Photo: Contrast-enhanced MRI of a breast. Credit: Yaniv Gal

Currently MRI allows radiologists to detect lumps or other growths by creating a 3D anatomical image of the breast.

Prof Stuart Crozier and his team at the University of Queensland have developed a computer tool that improves MRI detection by spotting more subtle indicators of cancer.

“When cancers are just starting to form, they form abnormal blood vessels very early, to feed their rapid cell division,” Stuart says.

“By seeing how certain contrast agents move through the tissue, we can pick up the formation of these blood vessels.”

Photo: Research Assistant Michael Wildermoth works with the software that shows how certain contrast agents move through breast tissue. Credit: Kim Nunes
Photo: Research Assistant Michael Wildermoth works with the software that shows how certain contrast agents move through breast tissue. Credit: Kim Nunes

This works towards solving two issues with conventional MRIs.

First, it should reduce the number of false positive results and therefore the number of women put through biopsies of benign tumours.

Second, this should catch tumours earlier, not just when tumours are big enough to discern visually.

“The goal is to assist radiologists to identify areas of cancer risk that may not be obvious on conventional images,” Stuart says.

Stuart, a Fellow of the Australian Academy for Technological Sciences and Engineering (ATSE), was recently presented with a 2012 Clunies Ross Award for his contributions to the engineering of magnetic resonance imaging (MRI) technology.
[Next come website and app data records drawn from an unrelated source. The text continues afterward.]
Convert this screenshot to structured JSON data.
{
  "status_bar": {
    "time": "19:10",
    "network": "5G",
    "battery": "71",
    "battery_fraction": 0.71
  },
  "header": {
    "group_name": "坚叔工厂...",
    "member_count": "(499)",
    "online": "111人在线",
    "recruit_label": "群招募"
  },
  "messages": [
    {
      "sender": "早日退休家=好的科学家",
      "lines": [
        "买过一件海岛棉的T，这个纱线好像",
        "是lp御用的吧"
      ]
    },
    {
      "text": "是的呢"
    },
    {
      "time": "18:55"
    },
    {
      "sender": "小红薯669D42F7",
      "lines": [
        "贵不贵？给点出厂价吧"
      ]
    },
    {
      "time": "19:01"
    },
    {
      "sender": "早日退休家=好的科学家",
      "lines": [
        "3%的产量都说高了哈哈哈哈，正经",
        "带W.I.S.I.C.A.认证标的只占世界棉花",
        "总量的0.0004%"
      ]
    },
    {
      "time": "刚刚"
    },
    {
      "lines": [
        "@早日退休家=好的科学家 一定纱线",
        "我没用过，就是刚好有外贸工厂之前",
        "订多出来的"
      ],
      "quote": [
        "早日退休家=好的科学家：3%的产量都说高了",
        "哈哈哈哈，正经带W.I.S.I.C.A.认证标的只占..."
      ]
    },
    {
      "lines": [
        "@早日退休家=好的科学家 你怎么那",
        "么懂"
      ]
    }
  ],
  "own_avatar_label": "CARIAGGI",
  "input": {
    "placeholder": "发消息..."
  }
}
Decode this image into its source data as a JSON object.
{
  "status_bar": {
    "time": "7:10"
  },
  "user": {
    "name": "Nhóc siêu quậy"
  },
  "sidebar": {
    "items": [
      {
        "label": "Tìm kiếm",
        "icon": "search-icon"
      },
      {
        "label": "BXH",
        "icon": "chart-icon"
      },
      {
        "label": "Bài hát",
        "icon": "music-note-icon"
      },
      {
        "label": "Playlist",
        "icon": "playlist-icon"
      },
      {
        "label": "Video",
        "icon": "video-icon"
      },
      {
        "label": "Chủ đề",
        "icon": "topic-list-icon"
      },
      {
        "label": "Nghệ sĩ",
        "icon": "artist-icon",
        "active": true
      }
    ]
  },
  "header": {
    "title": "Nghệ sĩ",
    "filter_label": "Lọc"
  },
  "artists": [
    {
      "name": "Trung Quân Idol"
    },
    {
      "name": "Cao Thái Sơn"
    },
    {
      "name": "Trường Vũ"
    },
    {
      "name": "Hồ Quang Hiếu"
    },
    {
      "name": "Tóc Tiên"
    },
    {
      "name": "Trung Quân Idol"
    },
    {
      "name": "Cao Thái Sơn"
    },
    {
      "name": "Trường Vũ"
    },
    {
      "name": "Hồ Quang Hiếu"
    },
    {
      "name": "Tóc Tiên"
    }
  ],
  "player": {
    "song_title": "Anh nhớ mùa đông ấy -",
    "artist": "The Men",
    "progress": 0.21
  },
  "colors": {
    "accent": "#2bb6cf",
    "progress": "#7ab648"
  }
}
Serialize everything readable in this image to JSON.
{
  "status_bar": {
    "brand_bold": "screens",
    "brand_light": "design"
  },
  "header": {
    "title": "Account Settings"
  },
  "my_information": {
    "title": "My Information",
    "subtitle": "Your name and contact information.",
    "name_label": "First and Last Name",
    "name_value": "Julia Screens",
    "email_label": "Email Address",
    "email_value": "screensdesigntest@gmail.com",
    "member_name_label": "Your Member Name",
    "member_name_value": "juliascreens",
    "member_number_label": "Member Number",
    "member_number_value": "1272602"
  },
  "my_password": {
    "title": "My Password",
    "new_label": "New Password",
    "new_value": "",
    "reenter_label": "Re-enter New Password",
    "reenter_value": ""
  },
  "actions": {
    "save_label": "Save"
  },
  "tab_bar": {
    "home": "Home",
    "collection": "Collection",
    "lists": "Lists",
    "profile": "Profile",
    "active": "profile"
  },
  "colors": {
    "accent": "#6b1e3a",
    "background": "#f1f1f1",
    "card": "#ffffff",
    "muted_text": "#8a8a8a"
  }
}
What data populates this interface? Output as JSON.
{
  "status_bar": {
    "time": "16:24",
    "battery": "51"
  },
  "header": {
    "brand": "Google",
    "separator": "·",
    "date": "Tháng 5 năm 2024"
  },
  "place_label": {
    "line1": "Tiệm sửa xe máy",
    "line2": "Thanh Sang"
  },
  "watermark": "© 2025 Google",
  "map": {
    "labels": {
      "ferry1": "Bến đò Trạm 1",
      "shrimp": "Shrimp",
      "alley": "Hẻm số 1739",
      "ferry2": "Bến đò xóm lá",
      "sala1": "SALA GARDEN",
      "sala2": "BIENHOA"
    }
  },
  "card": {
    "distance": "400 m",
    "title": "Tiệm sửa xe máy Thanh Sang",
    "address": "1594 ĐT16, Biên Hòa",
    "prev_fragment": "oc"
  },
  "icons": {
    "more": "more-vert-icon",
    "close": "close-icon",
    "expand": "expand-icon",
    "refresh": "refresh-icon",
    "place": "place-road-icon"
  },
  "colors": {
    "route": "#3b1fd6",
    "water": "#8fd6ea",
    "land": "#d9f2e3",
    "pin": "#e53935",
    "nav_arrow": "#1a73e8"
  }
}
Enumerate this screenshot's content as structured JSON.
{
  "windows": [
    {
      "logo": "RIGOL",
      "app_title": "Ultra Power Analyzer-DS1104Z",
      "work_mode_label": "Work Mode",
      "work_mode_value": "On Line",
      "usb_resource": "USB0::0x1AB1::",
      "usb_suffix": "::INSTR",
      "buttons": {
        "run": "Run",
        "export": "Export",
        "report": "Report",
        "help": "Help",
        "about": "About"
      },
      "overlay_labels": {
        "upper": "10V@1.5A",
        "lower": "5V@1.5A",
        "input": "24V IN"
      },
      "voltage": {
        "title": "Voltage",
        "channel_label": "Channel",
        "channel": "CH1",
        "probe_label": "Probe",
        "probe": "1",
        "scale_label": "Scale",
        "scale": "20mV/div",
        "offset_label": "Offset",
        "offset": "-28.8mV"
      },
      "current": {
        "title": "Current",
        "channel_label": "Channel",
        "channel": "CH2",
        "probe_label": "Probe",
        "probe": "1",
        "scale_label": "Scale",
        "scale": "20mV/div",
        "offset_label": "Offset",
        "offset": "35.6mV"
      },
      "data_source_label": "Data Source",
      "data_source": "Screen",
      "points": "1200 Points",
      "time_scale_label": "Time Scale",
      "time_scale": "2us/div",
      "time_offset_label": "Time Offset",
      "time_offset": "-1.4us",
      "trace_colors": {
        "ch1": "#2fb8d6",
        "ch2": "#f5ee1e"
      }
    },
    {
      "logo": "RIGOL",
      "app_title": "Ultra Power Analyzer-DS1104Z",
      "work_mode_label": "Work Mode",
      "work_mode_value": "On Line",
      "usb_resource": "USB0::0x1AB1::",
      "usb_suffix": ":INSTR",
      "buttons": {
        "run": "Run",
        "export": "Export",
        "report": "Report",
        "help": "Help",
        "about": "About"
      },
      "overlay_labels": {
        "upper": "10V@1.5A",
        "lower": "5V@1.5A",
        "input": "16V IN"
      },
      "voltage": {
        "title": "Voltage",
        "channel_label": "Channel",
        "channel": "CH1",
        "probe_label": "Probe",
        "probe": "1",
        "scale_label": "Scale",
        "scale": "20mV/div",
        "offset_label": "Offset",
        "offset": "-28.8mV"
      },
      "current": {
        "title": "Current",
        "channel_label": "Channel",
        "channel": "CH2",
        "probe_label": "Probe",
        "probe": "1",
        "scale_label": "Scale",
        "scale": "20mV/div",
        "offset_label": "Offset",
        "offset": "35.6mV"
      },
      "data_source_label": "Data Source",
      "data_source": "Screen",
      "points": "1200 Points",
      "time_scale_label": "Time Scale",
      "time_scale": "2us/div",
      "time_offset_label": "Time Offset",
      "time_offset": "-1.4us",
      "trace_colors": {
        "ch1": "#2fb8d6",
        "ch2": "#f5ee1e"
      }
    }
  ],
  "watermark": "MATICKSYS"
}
The research, funded as an Australian Research Council’s Discovery Project, is now undergoing trials with 140 women at private radiology firm Queensland X-ray.

Photo: Contrast-enhanced MRI of a breast.
Credit: Yaniv Gal
Photo: Research Assistant Michael Wildermoth works with the software that shows how certain contrast agents move through breast tissue.
Credit: Kim Nunes

University of Queensland, Stuart Crozier, stuart@itee.uq.edu.au, www.itee.uq.edu.au

Massive galaxy survey confirms accelerating Universe

The Universe is definitely getting bigger, faster—and astronomers using the Anglo-Australian Telescope in NSW have confirmed it.

The WiggleZ survey looked at over 200,000 visible galaxies (middle), but also gave insights into dark matter (the green grid that deforms the gravity field) and dark energy (the purple grid). Credit: NASA/JPL-Caltech
The WiggleZ survey looked at over 200,000 visible galaxies (centre), but also gave insights into dark matter (the green grid that deforms the gravity field) and dark energy (the purple grid). Credit: NASA/JPL-Caltec

The results are now in for WiggleZ, a survey of the night sky, spanning 200,000 galaxies and billions of years of cosmic history.

“This puts a nail in it. Clearly the universe is accelerating, and clearly there is something like dark energy,” says Prof Matthew Colless, director of the Australian Astronomical Observatory and a member of the WiggleZ team.
Continue reading Massive galaxy survey confirms accelerating Universe

No moving parts – a new kind of radio telescope

Murchison Widefield Array
The Murchison Widefield Array is one of the first telescopes with no moving parts. Credit: David Herne, ICRAR

Far outback in Western Australia, at the Murchison Radio Astronomy Observatory located on Boolardy Station, 315 km north-east of Geraldton, 32 tiles each carrying 16 dipole antennas have begun to collect scientific data on the Sun. At the same time they are providing engineering information to be used to extend the facility to a much bigger array of 512 tiles – the Murchison Widefield Array (MWA).

Continue reading No moving parts – a new kind of radio telescope